The parent company shored up PSI's liquid natural gas (LNG) capabilities that same year with the $5.7 million acquisition of CVI Incorporated, a Columbus, Ohio-based manufacturer of cryogenic vacuum pumps. Founded in 1959 to create systems for NASA, CVI gained decades of experience in creating devices that process and store liquid rocket fuel. In the early 1990s, this expertise was applied to terrestrial vehicles, as CVI developed fueling stations and on-board fuel storage for mass transit vehicles run on liquid natural gas. If this technology were eventually adopted by auto manufacturers, the potential for growth at CVI would be phenomenal. As a complement to CVI's LNG interests, PSI licensed technologies that would help it build devices to process LNG into an alternative vehicle fuel. By combining PEI's LNG transport systems, PSI's processing equipment, and CVI's storage and transfer devices, Chart stood to become an important supplier to the growing alternative fuel industry.
Chart targeted increased international sales as a key strategy for growth in the mid-1990s and beyond. The company perceived particularly good opportunities for growth in emerging markets in South America and Southeast Asia. The addition of the new Chart Coastal Fabrication plant in Louisiana in 1995 quintupled the company's capacity to produce cryogenic cold boxes and gave it an ideal launch pad for overseas shipments.
That same year, Arthur Holmes told The Plain Dealer's Thomas W. Gerdel, "We're actually turning away work," that a year-long backlog of orders had necessitated an $8 million expansion of the ALTEC factory. Renewed investor confidence had helped push Chart's stock to nearly $18 by mid-1997. In addition to its internal growth, Chart was expected to continue to seek acquisitions in the latter years of the 1990s. In 1997, Chart made good on these forecasts with the acquisition of Denver-based Cryenco Sciences Inc. for $21 million.
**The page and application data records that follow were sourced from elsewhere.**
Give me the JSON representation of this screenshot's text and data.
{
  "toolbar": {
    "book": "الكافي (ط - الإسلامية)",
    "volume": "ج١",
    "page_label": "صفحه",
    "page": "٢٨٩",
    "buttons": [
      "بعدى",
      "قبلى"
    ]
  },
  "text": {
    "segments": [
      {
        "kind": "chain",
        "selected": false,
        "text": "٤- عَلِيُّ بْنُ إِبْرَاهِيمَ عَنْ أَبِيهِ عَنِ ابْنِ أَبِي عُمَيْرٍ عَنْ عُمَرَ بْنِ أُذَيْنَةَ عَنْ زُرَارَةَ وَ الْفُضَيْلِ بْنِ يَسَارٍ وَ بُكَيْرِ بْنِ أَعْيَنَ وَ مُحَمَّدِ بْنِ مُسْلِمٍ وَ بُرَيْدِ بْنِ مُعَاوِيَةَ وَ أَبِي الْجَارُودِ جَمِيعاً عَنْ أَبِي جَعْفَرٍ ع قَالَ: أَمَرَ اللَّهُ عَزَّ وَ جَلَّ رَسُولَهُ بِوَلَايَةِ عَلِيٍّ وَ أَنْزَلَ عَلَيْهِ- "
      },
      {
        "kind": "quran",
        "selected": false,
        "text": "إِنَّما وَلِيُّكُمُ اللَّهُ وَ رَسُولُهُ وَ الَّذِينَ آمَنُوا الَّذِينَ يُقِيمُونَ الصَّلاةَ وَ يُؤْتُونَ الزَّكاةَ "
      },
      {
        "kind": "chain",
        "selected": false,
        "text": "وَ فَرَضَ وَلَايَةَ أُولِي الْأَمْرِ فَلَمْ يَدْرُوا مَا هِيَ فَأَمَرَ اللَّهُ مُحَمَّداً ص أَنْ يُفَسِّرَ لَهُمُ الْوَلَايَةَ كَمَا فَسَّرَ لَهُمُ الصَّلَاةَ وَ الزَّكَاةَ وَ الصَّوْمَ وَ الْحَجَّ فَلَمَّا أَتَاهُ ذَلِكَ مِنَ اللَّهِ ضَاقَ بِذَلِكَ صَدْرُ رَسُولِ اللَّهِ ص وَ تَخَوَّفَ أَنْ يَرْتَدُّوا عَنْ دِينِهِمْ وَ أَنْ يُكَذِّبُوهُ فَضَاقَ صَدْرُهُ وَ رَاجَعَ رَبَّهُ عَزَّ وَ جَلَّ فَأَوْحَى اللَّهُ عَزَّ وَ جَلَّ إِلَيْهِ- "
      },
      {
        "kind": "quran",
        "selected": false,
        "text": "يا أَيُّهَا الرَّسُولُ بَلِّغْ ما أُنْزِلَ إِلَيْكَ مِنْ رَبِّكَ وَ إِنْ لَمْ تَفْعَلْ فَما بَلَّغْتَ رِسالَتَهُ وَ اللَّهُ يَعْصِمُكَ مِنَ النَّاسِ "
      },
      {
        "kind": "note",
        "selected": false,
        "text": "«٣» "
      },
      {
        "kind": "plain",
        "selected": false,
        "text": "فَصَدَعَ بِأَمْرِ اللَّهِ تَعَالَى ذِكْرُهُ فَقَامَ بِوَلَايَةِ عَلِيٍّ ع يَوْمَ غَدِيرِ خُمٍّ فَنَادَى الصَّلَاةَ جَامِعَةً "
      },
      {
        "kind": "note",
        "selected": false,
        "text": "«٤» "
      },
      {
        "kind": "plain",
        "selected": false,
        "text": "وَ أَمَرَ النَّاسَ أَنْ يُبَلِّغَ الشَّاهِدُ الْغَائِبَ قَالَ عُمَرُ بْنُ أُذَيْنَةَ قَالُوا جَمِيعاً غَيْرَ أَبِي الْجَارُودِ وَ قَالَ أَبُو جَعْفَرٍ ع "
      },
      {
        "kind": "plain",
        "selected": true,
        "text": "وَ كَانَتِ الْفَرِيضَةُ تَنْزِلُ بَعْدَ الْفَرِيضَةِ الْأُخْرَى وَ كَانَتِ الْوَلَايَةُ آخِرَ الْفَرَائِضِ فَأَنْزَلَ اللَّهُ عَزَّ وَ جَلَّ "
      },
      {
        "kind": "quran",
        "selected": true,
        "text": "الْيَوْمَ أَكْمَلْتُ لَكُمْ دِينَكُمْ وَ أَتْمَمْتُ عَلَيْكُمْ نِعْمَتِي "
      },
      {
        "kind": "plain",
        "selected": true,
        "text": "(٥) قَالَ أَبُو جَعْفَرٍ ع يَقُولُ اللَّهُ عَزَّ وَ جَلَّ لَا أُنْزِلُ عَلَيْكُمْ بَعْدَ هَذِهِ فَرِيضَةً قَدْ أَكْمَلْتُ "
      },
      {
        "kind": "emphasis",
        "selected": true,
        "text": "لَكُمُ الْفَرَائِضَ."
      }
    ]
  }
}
Principal Operating Units: ALTEC International Limited Partnership; Process Systems International, Inc.; Greenville Tube Corporation; Process Engineering Division; CVI Division.